Sunday, September 5, 1999
We got up at six and packed our things, then had breakfast (tea and muffins) and started towards Highway 1. We had read and heard that the coast was very beautiful, but we could hardly see anything because it was all foggy!
We stopped after driving through Carmel-by-the-Sea. There was a little path thad led from the parking lot to the cliffs.
The waves were high, and we could hear seals or sea lions, but didn’t see any.
Then we drove on, stopping here and there. It was foggy all morning, but sometimes the road was high enough so we were above the fog where it was all sunny!
On this picture, you can’t see the sea. What looks like water is actually the fog!
Or next “real” stop was a few miles north of San Simeon. Our guidebook said there were beaches where you could watch seals, and yes – there were dozens!
We could actually get as close as 30 ft (10 m) without disturbing them, and some people tried to get even closer. The seals just lay there, ignoring the watching people, and snuggled close to each other or into the seaweed, and some were really cute!
In San Luis Obispo, we left Highway 1, had some sandwiches for lunch and turned east onto Highway 58. Right outside of San Luis Obispo we saw a sign: “Next services 80 miles”…
The road was winding through the hills, and there was dry yellow grass everywhere. It was so lonely! We hardly saw other cars, and the few we encountered seemed to be local people. No tourists with rental cars besides us!
We got a little nervous when the needle of our fuel gauge went down, down… then up again, but then down… It seemed like it depended on whether we were driving uphill or downhill, but we were not sure how much gas was actually left. When we got really nervous, we even turned off the air-conditioning. It was awfully hot! At that point, I began to understand why everybody has a car with air-conditioning in California.
Finally, we reached Buttonwillow and stopped at the first gas station. Phew!
At Four Corners we turned south onto Highway 395, heading for Adelanto and finally reached Apple Valley. It didn’t take long to find the street and then the house where Jennifer and Jason live.
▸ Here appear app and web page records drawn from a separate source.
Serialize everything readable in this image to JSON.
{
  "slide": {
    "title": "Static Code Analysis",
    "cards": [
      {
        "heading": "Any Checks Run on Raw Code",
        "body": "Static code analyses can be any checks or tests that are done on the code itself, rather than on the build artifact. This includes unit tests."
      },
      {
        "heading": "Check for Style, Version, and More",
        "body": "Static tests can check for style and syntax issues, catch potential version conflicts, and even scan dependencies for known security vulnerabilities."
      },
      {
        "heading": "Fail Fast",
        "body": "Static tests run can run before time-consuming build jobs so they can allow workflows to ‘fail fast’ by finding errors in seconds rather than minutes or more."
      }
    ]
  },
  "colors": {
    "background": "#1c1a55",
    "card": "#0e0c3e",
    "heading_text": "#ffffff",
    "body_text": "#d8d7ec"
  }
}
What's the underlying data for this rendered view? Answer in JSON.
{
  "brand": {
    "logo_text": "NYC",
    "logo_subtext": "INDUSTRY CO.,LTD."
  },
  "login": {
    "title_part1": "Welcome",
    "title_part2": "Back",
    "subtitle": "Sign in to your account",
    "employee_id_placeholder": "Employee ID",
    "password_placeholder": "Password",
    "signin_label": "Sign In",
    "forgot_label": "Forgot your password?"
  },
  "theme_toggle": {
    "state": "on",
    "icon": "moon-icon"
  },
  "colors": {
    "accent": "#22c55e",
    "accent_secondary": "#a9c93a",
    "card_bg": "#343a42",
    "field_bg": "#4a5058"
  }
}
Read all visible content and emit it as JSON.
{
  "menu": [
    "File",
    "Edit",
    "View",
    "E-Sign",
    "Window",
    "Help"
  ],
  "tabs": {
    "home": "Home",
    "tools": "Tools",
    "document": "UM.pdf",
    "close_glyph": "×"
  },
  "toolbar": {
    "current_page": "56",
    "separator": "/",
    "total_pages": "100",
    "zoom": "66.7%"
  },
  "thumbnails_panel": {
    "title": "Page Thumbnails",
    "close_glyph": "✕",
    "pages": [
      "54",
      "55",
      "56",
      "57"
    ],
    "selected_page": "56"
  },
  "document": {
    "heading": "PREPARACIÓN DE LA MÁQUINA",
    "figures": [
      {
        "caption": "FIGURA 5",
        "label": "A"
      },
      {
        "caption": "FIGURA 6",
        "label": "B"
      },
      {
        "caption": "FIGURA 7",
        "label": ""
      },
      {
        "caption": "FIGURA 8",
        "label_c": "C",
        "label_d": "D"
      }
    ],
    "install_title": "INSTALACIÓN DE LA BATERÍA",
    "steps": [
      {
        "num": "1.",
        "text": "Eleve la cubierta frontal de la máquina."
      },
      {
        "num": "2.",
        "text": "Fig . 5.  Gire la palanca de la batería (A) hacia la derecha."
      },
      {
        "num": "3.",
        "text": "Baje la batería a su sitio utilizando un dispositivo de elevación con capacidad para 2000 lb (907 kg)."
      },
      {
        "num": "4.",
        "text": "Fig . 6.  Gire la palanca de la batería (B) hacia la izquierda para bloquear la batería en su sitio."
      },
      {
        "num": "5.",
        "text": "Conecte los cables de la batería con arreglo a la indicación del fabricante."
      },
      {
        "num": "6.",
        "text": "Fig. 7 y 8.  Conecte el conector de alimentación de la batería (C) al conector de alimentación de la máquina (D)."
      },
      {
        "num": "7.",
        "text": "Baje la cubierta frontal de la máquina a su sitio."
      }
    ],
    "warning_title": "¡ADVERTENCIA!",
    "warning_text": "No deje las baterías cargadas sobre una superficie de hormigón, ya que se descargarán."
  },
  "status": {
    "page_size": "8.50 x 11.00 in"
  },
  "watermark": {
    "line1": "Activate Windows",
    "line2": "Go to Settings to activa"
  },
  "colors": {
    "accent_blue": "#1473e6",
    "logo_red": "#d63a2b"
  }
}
In 1992, I went to Hesperia (a neighbor town of Apple Valley) on a highschool exchange, and I stayed with Jennifer, her parents and six sisters and brothers for five weeks. Since then, Jennifer and I have written letters back and fourth, but she was very surprised when I called her in August and asked if we could visit her next month. She’s been married for two years, and they have a little son, Jason (Jay).
It was nice to see her again after seven years and meet her husband and son! That evening, we didn’t do much. We went for a short walk in their neighborhood and had Jason’s special whatever-they-were-called sandwiches for dinner and tried to decide what to do the next day. It was Labor day, so both Jennifer’s and Jason’s family had planned something and offered that we could come and participate, but finally we decided to go repelling in the morning, visit Jason’s grandparents, who were having a barbeque, in the afternoon and visit Jennifer’s parents in the evening.